that provision, but would end the contract. When this situation
The validity of the transactions is now attacked because of the alleged conduct of the counsel who organized the corporation. Plaintiff charges that it was the victim of the deception by the counsel, claiming that he delivered the bill of sale and other papers in violation of an agreement to hold them in escrow for the delivery of the consideration. It does not seem natural that such a plan should have been adopted, and I see no necessity for such a course. The fact is weakened by this very improbability, and, while I can now determine nothing on that subject, its consideration must not be wholly omitted. While every necessary paper in the course of this business was prepared, and nothing seemingly left to oral agreement, it is strange that this situation should arise without a scratch of a pen to show it. Besides, the minutes of the board (with Bauman present) seem to negative it. It is also urged that the transactions were by oral agreement to be taken as one, and that all the interested parties were to combine, and, if they did not, the whole scheme should fail. There is no indication of such an understanding in the papers. The plaintiff dealt severally and separately with the defendant, and the contract inter sese was complete, whatever may have been the expectation of the parties previously expressed. I am not now to determine the facts; but, viewed from the standpoint of a trial, would such evidence be admissible to controvert a subsequent written agreement, clear in its terms and entered into with such formality and deliberation? There are some other observations and many other points made which for the sake of brevity I omit dilating on here.
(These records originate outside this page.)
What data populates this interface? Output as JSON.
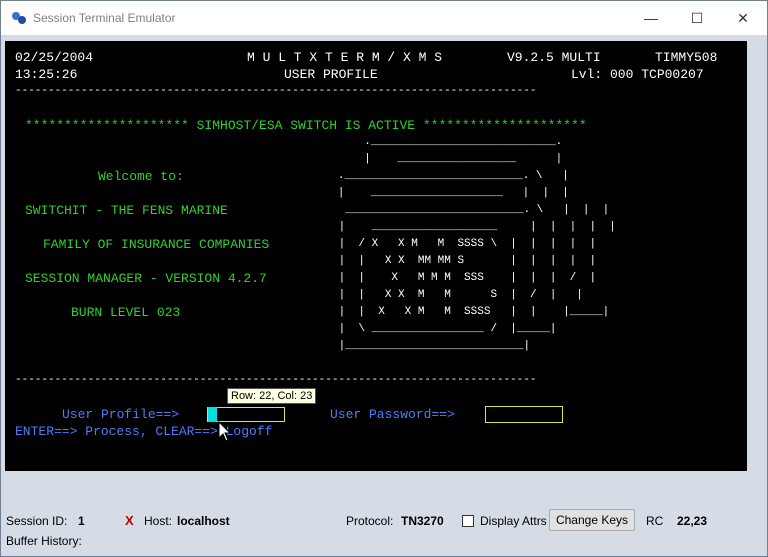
{
  "window": {
    "title": "Session Terminal Emulator",
    "minimize": "—",
    "maximize": "☐",
    "close": "✕"
  },
  "terminal": {
    "date": "02/25/2004",
    "time": "13:25:26",
    "product": "M U L T X T E R M / X M S",
    "version": "V9.2.5 MULTI",
    "user": "TIMMY508",
    "screen_title": "USER PROFILE",
    "level": "Lvl: 000 TCP00207",
    "divider": "-------------------------------------------------------------------------------",
    "banner_line": "********************* SIMHOST/ESA SWITCH IS ACTIVE *********************",
    "welcome": "Welcome to:",
    "company1": "SWITCHIT - THE FENS MARINE",
    "company2": "FAMILY OF INSURANCE COMPANIES",
    "session_mgr": "SESSION MANAGER - VERSION 4.2.7",
    "burn": "BURN LEVEL 023",
    "logo_lines": [
      "                                          .____________________________.",
      "                                          |    __________________      |",
      "                                      .___________________________. \\   |",
      "                                      |    ____________________   |  |  |",
      "                           ___________________________. \\   |  |  |",
      "                          |    ___________________     |  |  |  |  |",
      "                          |  / X   X M   M  SSSS \\  |  |  |  |  |",
      "                          |  |   X X  MM MM S       |  |  |  |  |",
      "                          |  |    X   M M M  SSS    |  |  |  /  |",
      "                          |  |   X X  M   M      S  |  /  |   |",
      "                          |  |  X   X M   M  SSSS   |  |    |_____|",
      "                          |  \\ _________________ /  |_____|",
      "                          |___________________________|"
    ],
    "profile_label": "User Profile==>",
    "password_label": "User Password==>",
    "enter_line": "ENTER==> Process, CLEAR==> Logoff",
    "tooltip": "Row: 22, Col: 23"
  },
  "status_bar": {
    "session_label": "Session ID:",
    "session_value": "1",
    "error_mark": "X",
    "host_label": "Host:",
    "host_value": "localhost",
    "protocol_label": "Protocol:",
    "protocol_value": "TN3270",
    "display_attrs_label": "Display Attrs",
    "display_attrs_checked": false,
    "change_keys_label": "Change Keys",
    "rc_label": "RC",
    "rc_value": "22,23",
    "buffer_history_label": "Buffer History:"
  },
  "colors": {
    "terminal_bg": "#000000",
    "terminal_green": "#2fd12f",
    "terminal_blue": "#4e7cff",
    "field_border": "#e2e23e",
    "cursor": "#00e0e0",
    "error_red": "#c00000"
  }
}
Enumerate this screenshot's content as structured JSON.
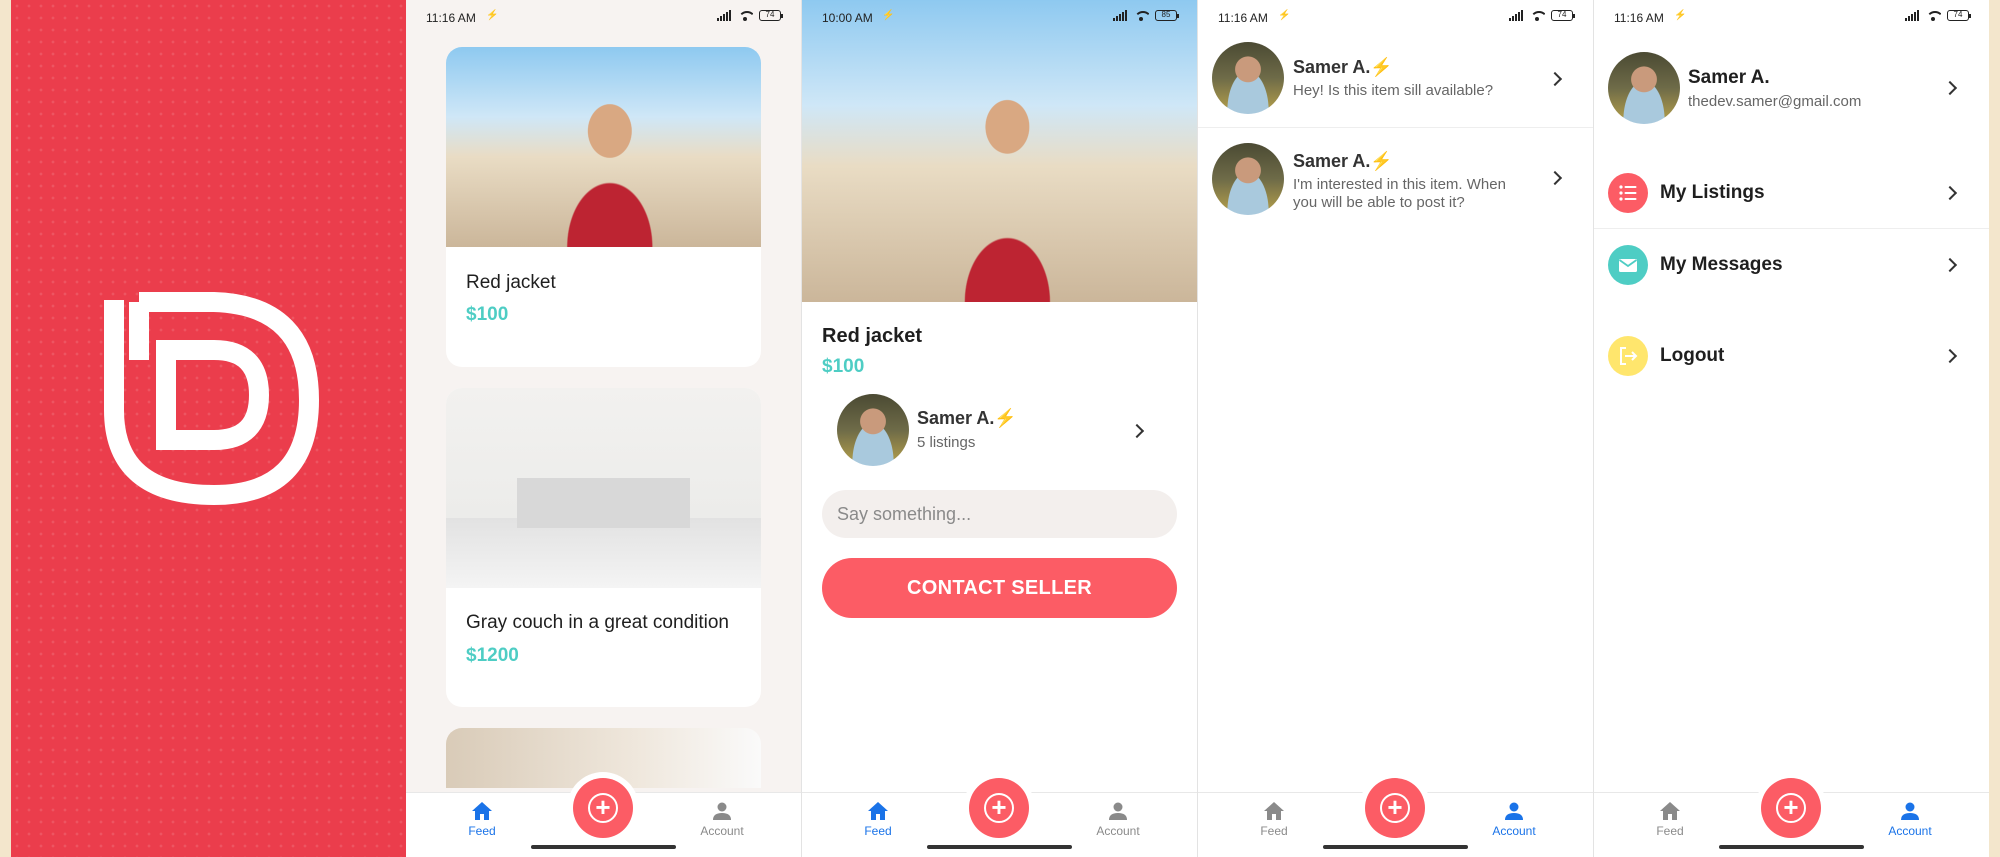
{
  "status": {
    "time_a": "11:16 AM",
    "time_b": "10:00 AM",
    "battery_a": "74",
    "battery_b": "85"
  },
  "splash": {
    "logo_icon": "d-logo-icon"
  },
  "feed": {
    "listings": [
      {
        "title": "Red jacket",
        "price": "$100"
      },
      {
        "title": "Gray couch in a great condition",
        "price": "$1200"
      }
    ]
  },
  "detail": {
    "title": "Red jacket",
    "price": "$100",
    "seller_name": "Samer A.⚡",
    "seller_listings": "5 listings",
    "message_placeholder": "Say something...",
    "contact_label": "CONTACT SELLER"
  },
  "messages": [
    {
      "name": "Samer A.⚡",
      "text": "Hey! Is this item sill available?"
    },
    {
      "name": "Samer A.⚡",
      "text": "I'm interested in this item. When you will be able to post it?"
    }
  ],
  "account": {
    "name": "Samer A.",
    "email": "thedev.samer@gmail.com",
    "menu": [
      {
        "label": "My Listings",
        "icon": "list-icon",
        "color": "#fc5c65"
      },
      {
        "label": "My Messages",
        "icon": "email-icon",
        "color": "#4ecdc4"
      },
      {
        "label": "Logout",
        "icon": "logout-icon",
        "color": "#ffe66d"
      }
    ]
  },
  "tabs": {
    "feed": "Feed",
    "account": "Account"
  },
  "colors": {
    "primary": "#fc5c65",
    "secondary": "#4ecdc4",
    "active_tab": "#1a73e8"
  }
}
 Passing, then, the questions of lack of consideration or failure of consideration, we meet the really substantial contention; that is, that the entire transaction is illegal and void, being an illegal retraint of trade, and so antagonistic to public policy. The fact that the supplemental contract provides that the plaintiff and all stockholders and others interested in plaintiff company are prohibited from engaging in their special business for a period of five years in any